‘This is the first time I’ve actually seen such robots, so they are really amazing and fun,’ Shin Hyun Soo, an office worker at No Brand in Seoul for the first time, told the AP.
Human workers add toppings to the burgers and wrap them up in takeout bags before passing them over to yellow-and-black serving robots, which have been compared to Minions.
Also in Korea, the Italian restaurant chain Mad for Garlic is using serving robots even for sit-down customers. Using 3D space mapping and other technology, the electronic ‘waiter,’ known as Aglio Kim, navigates between tables with up to five orders. Mad for Garlic manager Lee Young-ho said kids especially like the robots, which can carry up to 66lbs in their trays.
These catering robots look nothing like their human counterparts – in fact they are nothing more than glorified food trolleys so using our thumb rule from the movies, mankind is safe from imminent takeover but clearly Korean hospitality sector workers’ jobs are not.
And right there is the dichotomy – replacement by stealth. Remote-controlled robotic waiters and waitresses don’t need to be paid, they don’t go on strike and they don’t spread disease so it’s a sure bet their army is already on the march.

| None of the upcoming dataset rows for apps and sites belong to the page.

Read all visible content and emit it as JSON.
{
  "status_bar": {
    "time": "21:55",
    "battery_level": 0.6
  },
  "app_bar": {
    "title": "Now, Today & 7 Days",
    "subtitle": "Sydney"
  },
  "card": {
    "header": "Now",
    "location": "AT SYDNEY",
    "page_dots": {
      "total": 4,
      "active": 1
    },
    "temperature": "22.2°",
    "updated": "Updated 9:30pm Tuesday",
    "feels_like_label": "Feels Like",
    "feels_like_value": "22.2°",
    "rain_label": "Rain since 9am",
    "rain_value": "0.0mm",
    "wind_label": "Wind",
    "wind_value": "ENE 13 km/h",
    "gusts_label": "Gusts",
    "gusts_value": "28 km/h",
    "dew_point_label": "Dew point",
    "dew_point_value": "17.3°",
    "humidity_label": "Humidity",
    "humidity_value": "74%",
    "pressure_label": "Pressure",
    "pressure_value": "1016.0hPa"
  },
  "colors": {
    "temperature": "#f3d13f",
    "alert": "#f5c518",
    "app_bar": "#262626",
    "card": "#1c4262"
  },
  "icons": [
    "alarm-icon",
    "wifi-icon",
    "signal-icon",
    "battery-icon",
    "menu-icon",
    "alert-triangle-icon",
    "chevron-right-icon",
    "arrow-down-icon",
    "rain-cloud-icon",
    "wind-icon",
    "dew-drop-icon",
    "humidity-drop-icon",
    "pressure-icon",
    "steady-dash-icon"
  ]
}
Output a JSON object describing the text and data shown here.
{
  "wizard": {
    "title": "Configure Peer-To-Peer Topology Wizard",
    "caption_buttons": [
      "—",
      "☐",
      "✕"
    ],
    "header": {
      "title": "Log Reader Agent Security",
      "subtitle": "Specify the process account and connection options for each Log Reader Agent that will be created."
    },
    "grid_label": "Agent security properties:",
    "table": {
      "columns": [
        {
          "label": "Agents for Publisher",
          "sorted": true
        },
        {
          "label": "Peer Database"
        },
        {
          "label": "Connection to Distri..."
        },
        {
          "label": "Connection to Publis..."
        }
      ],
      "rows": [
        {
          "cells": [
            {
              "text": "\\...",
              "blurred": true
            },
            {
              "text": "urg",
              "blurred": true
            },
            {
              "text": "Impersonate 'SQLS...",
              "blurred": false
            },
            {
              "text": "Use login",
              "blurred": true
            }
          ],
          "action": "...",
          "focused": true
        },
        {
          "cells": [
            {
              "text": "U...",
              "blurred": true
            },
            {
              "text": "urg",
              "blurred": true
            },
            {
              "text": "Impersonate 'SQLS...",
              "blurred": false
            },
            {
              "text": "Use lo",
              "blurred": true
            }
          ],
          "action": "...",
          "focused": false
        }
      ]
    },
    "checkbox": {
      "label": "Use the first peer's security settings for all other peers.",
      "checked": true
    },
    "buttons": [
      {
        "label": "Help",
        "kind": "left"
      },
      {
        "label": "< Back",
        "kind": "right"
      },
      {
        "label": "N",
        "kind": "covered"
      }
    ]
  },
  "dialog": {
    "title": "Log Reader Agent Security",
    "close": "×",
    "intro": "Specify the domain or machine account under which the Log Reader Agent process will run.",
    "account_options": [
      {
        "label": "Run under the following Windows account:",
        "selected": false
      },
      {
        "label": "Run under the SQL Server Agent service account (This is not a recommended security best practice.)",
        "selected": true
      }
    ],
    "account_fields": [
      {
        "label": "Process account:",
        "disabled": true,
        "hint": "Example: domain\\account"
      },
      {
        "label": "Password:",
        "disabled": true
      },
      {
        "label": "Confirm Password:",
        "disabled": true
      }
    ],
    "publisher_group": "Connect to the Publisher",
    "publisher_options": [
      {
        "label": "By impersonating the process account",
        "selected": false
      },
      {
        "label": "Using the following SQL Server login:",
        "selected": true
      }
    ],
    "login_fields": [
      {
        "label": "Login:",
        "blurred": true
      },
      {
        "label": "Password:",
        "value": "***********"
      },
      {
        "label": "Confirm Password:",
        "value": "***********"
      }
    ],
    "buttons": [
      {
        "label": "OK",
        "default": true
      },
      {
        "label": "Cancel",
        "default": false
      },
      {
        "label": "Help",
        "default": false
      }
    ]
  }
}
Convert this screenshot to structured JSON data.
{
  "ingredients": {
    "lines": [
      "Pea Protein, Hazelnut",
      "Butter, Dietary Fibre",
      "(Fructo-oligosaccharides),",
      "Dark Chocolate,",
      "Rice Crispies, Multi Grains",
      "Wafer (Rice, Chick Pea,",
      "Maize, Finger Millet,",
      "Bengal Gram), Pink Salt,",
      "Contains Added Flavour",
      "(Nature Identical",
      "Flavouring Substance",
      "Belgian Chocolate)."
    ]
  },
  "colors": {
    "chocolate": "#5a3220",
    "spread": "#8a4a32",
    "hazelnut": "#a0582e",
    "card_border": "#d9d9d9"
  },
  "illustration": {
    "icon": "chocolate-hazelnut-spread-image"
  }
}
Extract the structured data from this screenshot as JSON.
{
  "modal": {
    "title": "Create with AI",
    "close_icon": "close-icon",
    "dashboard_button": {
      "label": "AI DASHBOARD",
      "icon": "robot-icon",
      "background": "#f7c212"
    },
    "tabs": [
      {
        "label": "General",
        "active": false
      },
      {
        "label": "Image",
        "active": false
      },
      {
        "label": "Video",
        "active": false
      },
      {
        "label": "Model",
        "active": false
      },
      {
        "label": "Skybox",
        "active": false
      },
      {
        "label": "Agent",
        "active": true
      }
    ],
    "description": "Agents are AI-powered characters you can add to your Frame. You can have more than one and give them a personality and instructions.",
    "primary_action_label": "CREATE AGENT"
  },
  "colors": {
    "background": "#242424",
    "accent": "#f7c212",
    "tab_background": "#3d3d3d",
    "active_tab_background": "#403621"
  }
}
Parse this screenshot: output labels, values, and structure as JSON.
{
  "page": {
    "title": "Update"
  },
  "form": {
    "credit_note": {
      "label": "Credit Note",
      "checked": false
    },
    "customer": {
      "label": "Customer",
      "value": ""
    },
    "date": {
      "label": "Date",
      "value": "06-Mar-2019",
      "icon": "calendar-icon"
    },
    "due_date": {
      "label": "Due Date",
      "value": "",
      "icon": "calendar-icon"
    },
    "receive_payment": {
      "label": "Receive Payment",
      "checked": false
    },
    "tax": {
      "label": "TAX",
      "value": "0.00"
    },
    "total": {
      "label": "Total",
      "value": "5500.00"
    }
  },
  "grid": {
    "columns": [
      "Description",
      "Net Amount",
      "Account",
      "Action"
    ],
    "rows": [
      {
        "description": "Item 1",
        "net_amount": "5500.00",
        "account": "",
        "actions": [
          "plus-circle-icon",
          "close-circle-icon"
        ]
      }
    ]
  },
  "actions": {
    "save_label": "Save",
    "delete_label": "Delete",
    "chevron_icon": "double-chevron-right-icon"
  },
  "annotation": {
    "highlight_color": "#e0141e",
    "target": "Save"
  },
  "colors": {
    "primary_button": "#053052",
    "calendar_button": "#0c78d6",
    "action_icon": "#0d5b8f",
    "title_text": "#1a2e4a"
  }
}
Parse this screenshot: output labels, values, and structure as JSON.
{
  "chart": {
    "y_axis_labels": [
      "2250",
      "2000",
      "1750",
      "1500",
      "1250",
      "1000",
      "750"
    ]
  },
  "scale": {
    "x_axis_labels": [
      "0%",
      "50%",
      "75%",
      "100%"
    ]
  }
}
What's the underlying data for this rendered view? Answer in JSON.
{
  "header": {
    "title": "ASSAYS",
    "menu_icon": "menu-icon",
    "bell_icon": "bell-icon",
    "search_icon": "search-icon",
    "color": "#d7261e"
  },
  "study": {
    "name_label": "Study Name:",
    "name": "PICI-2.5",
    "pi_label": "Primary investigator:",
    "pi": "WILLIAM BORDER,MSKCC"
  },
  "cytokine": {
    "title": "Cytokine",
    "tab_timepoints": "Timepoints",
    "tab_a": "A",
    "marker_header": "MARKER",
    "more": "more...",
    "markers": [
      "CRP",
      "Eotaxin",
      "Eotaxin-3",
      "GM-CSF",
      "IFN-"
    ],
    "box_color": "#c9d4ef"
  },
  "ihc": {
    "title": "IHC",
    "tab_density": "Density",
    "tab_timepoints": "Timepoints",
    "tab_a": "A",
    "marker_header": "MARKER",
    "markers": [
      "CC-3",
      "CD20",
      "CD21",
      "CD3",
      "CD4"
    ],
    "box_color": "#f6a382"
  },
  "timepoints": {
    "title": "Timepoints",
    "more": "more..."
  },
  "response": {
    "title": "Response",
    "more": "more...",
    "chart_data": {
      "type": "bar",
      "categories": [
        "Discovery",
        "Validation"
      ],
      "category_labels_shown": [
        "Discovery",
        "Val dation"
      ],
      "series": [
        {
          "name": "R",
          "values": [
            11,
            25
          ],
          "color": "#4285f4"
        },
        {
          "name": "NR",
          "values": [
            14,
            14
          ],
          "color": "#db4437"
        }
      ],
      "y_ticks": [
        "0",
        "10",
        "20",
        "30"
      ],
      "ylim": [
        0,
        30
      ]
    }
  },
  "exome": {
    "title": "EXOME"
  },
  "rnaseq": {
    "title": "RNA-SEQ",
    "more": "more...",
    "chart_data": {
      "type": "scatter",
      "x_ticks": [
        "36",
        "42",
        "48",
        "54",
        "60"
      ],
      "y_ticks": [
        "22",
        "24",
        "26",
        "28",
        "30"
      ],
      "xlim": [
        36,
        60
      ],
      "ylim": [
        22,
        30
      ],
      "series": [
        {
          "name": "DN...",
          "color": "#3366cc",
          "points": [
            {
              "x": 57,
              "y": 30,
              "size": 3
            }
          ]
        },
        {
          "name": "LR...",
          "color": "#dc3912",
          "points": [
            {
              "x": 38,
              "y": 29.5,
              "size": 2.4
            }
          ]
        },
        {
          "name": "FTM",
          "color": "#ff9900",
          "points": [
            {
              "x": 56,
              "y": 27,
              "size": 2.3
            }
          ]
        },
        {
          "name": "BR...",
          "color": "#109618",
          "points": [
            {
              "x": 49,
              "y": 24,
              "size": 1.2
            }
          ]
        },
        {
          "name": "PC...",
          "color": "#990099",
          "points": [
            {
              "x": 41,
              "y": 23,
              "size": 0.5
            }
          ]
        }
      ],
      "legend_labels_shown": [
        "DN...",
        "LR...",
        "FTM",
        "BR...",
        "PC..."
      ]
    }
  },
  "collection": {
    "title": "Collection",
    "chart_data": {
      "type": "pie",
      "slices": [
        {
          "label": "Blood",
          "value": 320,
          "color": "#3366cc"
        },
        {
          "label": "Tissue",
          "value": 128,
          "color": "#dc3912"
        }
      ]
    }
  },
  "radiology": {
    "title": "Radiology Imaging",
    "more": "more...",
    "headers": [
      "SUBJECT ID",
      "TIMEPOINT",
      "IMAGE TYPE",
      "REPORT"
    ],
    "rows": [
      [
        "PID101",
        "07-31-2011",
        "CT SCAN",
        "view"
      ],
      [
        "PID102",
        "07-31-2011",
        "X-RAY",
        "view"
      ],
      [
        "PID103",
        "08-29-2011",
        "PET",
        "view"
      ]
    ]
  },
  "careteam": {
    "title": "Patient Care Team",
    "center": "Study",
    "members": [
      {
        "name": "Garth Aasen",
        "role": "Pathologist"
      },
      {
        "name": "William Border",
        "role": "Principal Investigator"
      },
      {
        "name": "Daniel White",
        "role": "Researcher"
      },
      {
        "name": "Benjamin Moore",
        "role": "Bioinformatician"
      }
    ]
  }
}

But there may be more redundancies on the way as well. Have you noticed how AI designers have an inability to use words of more than one syllable? So ‘robot’ has become ‘bot’ and ‘android’ simply ‘droid? Well, guys, if you continue to build machines ultimately smarter than yourselves you ‘rons may find yourself surplus to requirements too – that’s ‘moron’ to us polysyllabic humans”!